==== Given data
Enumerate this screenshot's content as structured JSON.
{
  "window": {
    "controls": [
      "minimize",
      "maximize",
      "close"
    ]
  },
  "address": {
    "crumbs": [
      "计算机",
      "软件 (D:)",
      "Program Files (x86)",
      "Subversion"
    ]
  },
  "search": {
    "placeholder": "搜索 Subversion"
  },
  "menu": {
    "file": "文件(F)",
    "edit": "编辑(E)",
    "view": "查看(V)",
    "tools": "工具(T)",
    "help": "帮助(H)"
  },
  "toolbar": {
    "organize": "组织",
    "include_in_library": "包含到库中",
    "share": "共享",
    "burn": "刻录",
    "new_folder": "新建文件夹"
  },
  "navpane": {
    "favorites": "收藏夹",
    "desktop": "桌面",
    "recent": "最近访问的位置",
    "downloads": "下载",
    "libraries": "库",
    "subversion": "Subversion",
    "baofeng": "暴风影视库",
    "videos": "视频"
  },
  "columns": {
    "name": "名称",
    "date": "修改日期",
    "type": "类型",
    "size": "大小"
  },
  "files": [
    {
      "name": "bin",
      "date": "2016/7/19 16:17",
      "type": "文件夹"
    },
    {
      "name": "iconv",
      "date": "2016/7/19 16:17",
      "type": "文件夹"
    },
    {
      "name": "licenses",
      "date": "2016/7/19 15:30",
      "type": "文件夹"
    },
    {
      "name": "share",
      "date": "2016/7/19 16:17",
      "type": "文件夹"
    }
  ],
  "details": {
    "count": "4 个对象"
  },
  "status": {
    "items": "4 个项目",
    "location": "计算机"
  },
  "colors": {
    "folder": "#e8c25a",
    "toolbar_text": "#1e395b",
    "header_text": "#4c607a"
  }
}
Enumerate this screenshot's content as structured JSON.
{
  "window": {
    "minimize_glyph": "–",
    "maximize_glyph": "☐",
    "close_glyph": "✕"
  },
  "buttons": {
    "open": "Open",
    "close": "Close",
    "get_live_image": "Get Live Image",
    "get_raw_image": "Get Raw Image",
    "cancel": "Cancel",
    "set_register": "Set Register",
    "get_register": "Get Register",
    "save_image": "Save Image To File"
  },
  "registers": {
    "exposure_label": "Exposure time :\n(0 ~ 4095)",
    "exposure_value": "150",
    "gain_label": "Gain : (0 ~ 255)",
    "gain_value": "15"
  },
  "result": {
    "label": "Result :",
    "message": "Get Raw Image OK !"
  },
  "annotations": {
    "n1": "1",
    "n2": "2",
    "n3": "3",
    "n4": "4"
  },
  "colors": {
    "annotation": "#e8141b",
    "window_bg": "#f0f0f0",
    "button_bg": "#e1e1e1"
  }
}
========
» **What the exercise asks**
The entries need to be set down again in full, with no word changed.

» **The answer**
Enumerate this screenshot's content as structured JSON.
{
  "window": {
    "controls": [
      "minimize",
      "maximize",
      "close"
    ]
  },
  "address": {
    "crumbs": [
      "计算机",
      "软件 (D:)",
      "Program Files (x86)",
      "Subversion"
    ]
  },
  "search": {
    "placeholder": "搜索 Subversion"
  },
  "menu": {
    "file": "文件(F)",
    "edit": "编辑(E)",
    "view": "查看(V)",
    "tools": "工具(T)",
    "help": "帮助(H)"
  },
  "toolbar": {
    "organize": "组织",
    "include_in_library": "包含到库中",
    "share": "共享",
    "burn": "刻录",
    "new_folder": "新建文件夹"
  },
  "navpane": {
    "favorites": "收藏夹",
    "desktop": "桌面",
    "recent": "最近访问的位置",
    "downloads": "下载",
    "libraries": "库",
    "subversion": "Subversion",
    "baofeng": "暴风影视库",
    "videos": "视频"
  },
  "columns": {
    "name": "名称",
    "date": "修改日期",
    "type": "类型",
    "size": "大小"
  },
  "files": [
    {
      "name": "bin",
      "date": "2016/7/19 16:17",
      "type": "文件夹"
    },
    {
      "name": "iconv",
      "date": "2016/7/19 16:17",
      "type": "文件夹"
    },
    {
      "name": "licenses",
      "date": "2016/7/19 15:30",
      "type": "文件夹"
    },
    {
      "name": "share",
      "date": "2016/7/19 16:17",
      "type": "文件夹"
    }
  ],
  "details": {
    "count": "4 个对象"
  },
  "status": {
    "items": "4 个项目",
    "location": "计算机"
  },
  "colors": {
    "folder": "#e8c25a",
    "toolbar_text": "#1e395b",
    "header_text": "#4c607a"
  }
}
Enumerate this screenshot's content as structured JSON.
{
  "window": {
    "minimize_glyph": "–",
    "maximize_glyph": "☐",
    "close_glyph": "✕"
  },
  "buttons": {
    "open": "Open",
    "close": "Close",
    "get_live_image": "Get Live Image",
    "get_raw_image": "Get Raw Image",
    "cancel": "Cancel",
    "set_register": "Set Register",
    "get_register": "Get Register",
    "save_image": "Save Image To File"
  },
  "registers": {
    "exposure_label": "Exposure time :\n(0 ~ 4095)",
    "exposure_value": "150",
    "gain_label": "Gain : (0 ~ 255)",
    "gain_value": "15"
  },
  "result": {
    "label": "Result :",
    "message": "Get Raw Image OK !"
  },
  "annotations": {
    "n1": "1",
    "n2": "2",
    "n3": "3",
    "n4": "4"
  },
  "colors": {
    "annotation": "#e8141b",
    "window_bg": "#f0f0f0",
    "button_bg": "#e1e1e1"
  }
}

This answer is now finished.